Task directions:
Could you find each line of the data below that contains the word "this" and copy those lines?

*** Available data ***

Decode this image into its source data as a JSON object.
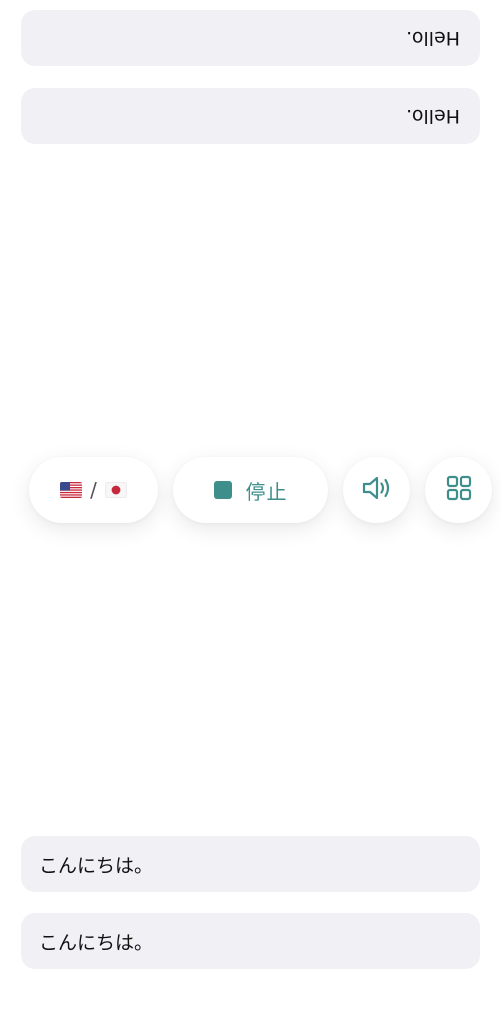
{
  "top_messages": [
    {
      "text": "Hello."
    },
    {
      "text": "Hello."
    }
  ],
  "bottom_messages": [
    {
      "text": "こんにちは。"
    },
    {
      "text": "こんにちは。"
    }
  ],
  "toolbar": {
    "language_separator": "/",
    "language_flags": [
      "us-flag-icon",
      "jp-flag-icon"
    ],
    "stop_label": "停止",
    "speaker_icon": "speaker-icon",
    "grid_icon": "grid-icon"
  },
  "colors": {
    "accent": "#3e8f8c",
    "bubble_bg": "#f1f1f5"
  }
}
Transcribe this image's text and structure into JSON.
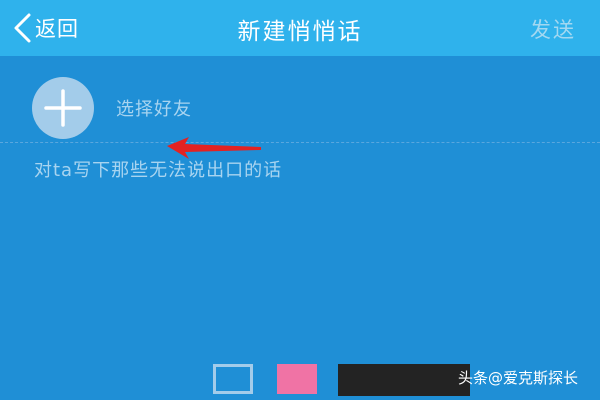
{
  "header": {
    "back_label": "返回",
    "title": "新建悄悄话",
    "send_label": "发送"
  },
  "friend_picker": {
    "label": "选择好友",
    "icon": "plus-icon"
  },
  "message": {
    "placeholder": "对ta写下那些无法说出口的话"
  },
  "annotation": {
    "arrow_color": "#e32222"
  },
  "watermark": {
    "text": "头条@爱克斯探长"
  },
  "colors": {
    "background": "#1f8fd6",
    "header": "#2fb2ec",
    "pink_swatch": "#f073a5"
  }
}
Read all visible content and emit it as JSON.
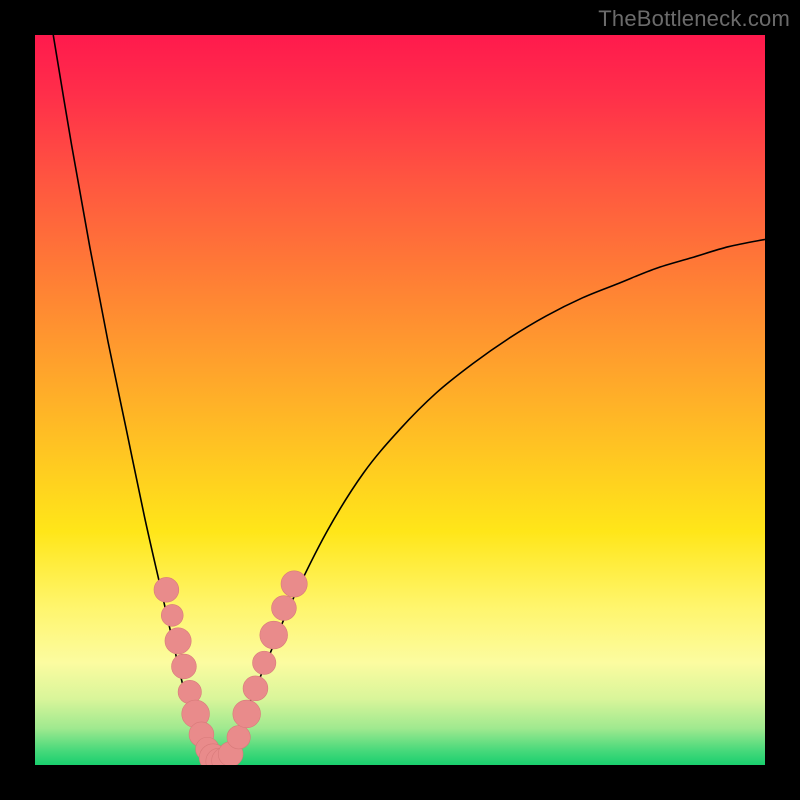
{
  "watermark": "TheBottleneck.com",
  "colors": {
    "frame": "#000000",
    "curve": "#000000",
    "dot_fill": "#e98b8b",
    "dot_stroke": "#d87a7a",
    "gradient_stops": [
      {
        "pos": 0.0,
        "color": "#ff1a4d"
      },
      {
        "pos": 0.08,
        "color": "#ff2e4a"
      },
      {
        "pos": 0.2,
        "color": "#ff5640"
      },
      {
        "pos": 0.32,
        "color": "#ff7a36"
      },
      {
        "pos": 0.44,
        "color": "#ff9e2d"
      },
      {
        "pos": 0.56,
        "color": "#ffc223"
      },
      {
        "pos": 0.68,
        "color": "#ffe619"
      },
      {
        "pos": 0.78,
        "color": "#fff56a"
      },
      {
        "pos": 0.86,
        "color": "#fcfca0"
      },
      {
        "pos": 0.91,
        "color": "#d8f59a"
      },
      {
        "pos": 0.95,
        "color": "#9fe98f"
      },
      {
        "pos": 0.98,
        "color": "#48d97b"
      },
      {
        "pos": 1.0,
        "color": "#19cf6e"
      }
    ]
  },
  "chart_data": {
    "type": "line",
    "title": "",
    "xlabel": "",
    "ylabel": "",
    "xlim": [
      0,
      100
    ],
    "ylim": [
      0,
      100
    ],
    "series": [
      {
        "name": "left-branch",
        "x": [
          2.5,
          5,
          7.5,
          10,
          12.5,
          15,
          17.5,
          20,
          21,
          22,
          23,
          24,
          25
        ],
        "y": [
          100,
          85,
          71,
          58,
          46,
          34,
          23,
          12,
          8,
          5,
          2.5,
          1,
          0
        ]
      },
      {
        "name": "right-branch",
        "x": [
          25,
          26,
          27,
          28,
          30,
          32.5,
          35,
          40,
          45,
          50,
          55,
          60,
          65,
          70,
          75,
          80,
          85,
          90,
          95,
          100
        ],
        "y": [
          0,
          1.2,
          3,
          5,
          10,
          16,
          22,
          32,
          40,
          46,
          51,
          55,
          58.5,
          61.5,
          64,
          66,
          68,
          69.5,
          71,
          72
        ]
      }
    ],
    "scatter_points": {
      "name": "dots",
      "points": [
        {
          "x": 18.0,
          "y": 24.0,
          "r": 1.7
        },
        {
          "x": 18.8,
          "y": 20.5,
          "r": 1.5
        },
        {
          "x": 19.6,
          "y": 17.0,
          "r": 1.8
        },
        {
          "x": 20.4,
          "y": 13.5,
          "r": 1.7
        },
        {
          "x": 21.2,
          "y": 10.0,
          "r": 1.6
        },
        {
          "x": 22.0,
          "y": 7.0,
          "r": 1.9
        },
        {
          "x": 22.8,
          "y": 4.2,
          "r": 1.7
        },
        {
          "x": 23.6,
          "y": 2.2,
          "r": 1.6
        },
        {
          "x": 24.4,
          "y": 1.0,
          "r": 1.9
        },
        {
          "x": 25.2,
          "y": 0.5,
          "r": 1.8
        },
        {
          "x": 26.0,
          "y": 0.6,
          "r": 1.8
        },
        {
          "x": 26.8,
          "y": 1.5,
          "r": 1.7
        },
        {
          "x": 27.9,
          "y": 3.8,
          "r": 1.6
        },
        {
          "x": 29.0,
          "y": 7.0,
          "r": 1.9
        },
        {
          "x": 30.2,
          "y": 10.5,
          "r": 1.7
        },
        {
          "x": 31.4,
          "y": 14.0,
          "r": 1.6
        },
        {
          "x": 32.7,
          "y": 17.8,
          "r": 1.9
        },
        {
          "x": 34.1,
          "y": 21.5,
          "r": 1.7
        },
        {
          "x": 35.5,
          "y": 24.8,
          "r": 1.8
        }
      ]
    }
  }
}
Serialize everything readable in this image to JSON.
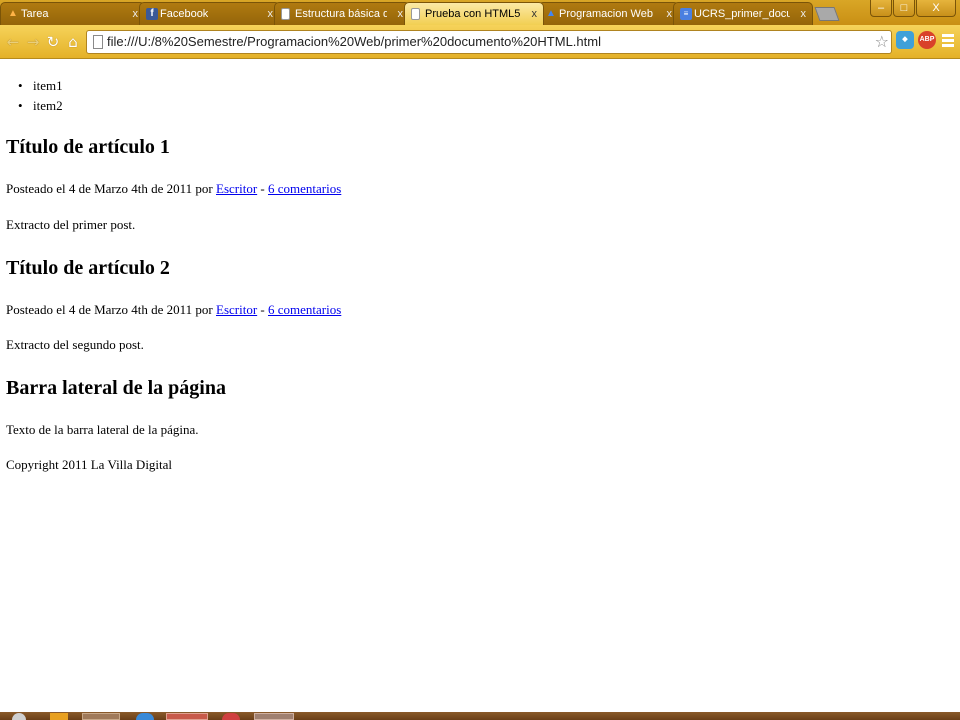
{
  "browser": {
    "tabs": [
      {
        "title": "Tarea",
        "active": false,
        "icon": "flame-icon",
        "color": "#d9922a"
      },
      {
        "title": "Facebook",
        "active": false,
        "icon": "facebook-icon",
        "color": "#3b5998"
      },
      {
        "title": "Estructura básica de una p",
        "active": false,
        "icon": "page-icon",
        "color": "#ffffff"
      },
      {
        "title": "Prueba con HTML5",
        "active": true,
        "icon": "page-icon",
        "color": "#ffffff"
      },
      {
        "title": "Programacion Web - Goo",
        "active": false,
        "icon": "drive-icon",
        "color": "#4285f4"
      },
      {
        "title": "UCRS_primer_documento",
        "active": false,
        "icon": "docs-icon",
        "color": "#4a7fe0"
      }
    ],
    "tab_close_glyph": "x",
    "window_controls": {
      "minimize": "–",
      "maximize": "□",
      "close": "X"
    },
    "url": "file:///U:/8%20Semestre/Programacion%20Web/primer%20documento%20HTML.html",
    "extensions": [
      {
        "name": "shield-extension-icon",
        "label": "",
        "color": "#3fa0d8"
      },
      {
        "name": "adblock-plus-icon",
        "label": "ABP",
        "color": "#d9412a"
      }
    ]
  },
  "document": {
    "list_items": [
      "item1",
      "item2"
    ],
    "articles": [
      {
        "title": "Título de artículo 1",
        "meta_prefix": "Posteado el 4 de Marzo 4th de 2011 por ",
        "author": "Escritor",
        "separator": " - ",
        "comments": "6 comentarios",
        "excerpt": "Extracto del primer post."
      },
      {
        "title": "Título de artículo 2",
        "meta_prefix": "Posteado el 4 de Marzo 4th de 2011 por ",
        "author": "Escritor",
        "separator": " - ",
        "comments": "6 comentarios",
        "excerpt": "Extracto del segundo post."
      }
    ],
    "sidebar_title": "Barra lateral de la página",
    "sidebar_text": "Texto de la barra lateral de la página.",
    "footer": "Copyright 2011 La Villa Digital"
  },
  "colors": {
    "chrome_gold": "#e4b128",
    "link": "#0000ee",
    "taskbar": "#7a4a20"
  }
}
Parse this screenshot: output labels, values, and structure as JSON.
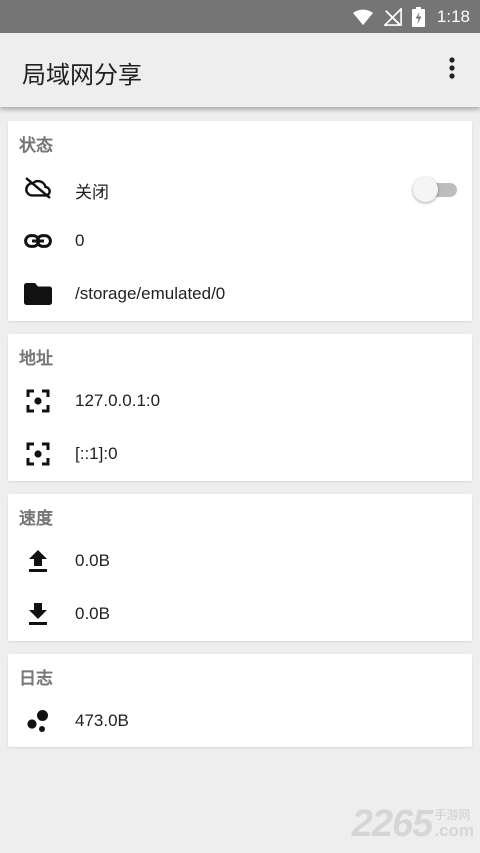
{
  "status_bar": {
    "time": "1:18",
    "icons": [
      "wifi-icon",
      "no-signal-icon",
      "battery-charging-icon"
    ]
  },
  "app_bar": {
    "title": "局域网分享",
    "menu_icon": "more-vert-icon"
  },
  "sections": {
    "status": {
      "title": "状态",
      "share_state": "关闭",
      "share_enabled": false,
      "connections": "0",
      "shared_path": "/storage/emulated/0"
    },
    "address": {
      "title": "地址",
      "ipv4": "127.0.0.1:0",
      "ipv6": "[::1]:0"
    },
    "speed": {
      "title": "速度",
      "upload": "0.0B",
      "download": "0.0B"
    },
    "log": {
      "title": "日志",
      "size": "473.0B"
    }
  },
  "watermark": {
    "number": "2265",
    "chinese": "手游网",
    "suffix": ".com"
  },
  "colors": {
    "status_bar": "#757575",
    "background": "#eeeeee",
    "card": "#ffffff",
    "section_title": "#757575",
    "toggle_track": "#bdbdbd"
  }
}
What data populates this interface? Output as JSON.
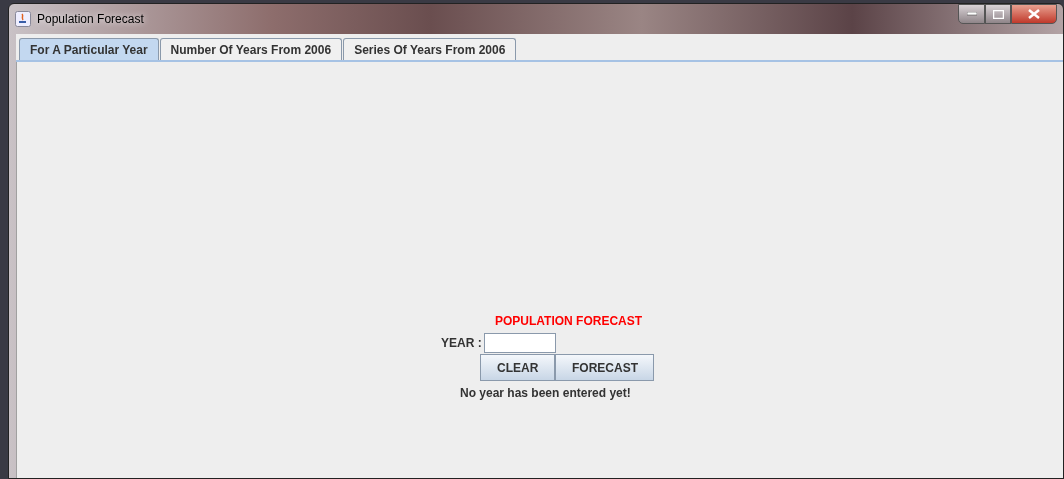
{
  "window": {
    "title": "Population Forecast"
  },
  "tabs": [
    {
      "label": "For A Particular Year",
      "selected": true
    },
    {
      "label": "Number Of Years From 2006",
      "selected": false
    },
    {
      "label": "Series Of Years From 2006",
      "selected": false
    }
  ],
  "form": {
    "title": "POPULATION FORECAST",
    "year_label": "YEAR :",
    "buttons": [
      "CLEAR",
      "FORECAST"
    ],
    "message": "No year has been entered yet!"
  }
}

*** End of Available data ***

Solved exercise:
Decode this image into its source data as a JSON object.
Transcribe this image's text and structure into JSON.
Serialize everything readable in this image to JSON.
Parse this screenshot: output labels, values, and structure as JSON.
What data populates this interface? Output as JSON.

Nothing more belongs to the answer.